====== RECORDS PROVIDED ======
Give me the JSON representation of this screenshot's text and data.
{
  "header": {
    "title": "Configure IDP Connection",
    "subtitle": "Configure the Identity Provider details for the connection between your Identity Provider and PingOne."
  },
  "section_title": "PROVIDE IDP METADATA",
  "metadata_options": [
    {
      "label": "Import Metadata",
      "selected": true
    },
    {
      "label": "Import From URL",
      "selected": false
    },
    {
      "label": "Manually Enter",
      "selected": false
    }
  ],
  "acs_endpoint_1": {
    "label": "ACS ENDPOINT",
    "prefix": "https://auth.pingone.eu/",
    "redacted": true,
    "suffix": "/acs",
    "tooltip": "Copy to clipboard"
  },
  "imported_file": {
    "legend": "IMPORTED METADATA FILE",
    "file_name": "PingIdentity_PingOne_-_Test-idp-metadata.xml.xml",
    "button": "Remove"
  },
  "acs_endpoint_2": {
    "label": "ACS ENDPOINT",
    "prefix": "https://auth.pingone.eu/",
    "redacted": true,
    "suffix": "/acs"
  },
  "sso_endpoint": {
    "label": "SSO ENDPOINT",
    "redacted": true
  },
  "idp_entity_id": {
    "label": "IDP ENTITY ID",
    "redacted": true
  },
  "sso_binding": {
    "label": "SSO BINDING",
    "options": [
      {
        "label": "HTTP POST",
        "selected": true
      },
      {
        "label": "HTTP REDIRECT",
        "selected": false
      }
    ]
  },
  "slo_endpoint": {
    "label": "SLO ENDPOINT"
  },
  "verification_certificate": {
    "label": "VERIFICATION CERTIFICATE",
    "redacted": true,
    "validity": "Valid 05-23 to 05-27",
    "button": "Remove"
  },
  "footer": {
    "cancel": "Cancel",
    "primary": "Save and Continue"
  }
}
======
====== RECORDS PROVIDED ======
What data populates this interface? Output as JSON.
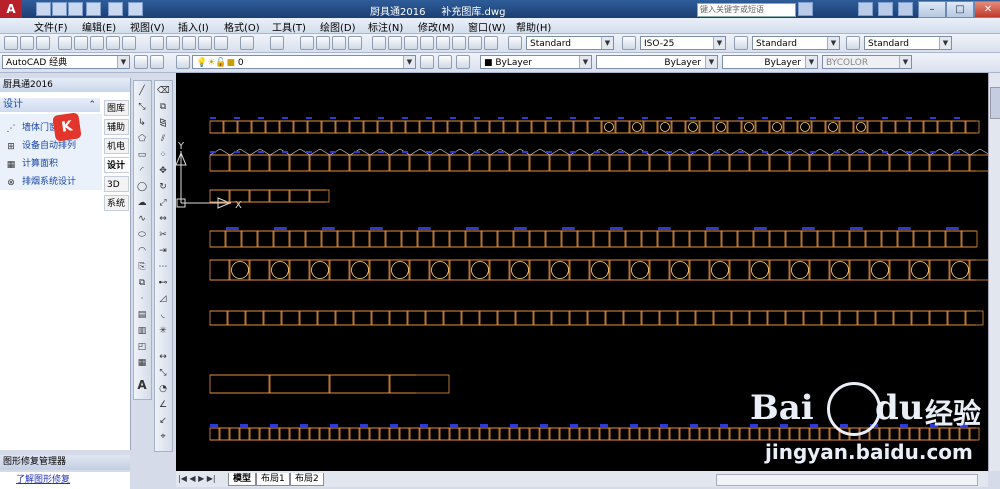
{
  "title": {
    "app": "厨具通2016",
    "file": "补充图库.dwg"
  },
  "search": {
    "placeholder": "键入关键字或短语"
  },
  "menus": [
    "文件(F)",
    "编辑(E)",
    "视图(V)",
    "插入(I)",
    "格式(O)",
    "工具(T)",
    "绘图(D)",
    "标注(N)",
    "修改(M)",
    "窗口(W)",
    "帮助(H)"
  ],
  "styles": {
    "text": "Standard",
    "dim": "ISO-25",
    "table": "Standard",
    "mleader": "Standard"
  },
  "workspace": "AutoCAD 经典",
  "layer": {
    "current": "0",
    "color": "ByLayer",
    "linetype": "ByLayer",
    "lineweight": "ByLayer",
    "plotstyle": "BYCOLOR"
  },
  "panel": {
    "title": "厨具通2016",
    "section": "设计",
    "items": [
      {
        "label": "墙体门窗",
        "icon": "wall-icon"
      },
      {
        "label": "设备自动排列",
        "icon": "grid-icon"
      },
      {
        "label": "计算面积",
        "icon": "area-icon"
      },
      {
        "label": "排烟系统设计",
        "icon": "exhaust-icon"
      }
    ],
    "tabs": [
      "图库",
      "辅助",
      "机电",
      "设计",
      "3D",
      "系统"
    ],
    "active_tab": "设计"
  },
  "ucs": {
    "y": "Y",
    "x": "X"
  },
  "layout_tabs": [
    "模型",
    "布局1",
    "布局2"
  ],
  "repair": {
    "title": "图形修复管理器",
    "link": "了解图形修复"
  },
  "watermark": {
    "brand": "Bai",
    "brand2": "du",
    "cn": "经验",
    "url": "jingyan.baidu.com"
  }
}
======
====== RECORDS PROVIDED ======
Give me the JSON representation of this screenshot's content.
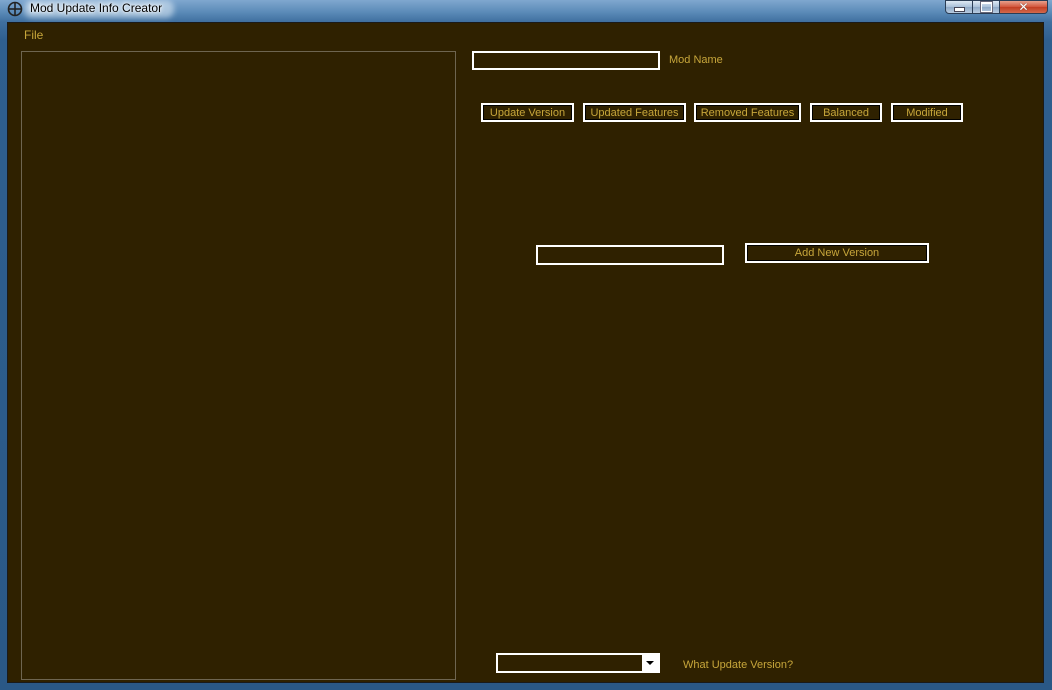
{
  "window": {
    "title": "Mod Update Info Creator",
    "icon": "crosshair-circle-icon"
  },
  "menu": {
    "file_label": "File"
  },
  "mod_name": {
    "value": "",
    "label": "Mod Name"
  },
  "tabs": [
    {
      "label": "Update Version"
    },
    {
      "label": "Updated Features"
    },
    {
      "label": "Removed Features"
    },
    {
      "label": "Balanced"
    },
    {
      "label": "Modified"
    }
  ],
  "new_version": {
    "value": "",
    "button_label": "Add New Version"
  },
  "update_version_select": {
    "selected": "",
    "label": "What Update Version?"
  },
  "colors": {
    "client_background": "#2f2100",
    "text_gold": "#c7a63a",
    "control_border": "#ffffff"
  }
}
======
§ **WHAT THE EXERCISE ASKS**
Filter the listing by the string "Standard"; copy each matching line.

§ **RESPONSE BELOW**
    "text": "Standard",
    "table": "Standard",
    "mleader": "Standard"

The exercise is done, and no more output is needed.